▶ [Provided information]
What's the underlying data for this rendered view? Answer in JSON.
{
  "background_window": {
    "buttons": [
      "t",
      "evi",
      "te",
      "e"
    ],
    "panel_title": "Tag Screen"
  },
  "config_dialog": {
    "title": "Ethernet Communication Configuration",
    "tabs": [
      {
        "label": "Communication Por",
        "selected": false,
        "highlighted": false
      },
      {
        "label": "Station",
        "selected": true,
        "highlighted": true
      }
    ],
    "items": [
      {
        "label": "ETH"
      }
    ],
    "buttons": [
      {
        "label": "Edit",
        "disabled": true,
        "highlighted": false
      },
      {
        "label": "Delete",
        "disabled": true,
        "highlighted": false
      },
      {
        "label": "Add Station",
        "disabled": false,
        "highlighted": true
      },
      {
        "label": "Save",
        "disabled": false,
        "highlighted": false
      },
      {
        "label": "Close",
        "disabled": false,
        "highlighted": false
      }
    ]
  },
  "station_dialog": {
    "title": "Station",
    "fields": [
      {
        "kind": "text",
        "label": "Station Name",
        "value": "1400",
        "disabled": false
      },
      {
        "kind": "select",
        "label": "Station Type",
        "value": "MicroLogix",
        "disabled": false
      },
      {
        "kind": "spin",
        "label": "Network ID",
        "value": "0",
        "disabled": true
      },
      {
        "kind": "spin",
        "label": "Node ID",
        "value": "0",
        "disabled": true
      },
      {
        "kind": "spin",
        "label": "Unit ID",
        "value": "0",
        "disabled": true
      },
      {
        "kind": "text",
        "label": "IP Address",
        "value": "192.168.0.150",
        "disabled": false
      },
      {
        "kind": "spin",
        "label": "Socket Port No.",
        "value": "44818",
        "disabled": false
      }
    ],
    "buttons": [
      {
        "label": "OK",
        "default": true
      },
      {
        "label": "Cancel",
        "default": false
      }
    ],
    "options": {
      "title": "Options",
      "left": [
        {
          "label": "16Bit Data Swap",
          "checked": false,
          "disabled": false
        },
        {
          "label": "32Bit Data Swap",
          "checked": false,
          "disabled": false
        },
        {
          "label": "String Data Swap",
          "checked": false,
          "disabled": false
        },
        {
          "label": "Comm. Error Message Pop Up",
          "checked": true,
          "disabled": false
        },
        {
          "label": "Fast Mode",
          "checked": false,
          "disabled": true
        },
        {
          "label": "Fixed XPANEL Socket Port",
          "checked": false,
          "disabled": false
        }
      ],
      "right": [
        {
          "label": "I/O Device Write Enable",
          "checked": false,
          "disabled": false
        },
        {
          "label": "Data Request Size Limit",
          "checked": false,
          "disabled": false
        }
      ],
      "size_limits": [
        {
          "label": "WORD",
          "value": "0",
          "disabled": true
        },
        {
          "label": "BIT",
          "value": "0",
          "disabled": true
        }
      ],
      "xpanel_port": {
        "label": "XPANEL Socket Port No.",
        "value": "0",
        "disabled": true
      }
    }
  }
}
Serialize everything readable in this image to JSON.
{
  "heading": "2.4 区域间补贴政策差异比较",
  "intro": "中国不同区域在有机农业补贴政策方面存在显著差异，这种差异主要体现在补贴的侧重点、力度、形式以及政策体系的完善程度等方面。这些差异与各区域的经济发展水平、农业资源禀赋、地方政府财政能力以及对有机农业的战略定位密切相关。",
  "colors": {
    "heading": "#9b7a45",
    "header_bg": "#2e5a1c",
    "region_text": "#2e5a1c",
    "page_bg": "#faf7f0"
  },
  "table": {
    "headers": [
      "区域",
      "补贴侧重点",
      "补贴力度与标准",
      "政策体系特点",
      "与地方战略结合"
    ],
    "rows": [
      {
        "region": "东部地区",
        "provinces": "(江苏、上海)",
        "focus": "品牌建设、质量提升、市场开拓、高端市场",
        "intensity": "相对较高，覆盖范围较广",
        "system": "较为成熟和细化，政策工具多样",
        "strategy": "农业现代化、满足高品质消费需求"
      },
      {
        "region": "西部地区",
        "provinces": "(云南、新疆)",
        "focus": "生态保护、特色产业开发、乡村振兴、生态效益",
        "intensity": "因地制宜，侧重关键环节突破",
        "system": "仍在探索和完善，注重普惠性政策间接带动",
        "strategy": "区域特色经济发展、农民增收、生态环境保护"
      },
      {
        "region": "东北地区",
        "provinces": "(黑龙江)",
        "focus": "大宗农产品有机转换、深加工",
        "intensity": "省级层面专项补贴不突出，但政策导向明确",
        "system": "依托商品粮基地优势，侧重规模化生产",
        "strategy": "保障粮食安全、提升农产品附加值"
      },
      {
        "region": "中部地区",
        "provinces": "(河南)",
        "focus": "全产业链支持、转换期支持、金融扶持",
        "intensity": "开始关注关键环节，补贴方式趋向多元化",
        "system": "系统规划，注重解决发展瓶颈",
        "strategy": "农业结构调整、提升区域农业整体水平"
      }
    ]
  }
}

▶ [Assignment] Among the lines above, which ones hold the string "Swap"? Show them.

▶ [Result of this task]
          "label": "16Bit Data Swap",
          "label": "32Bit Data Swap",
          "label": "String Data Swap",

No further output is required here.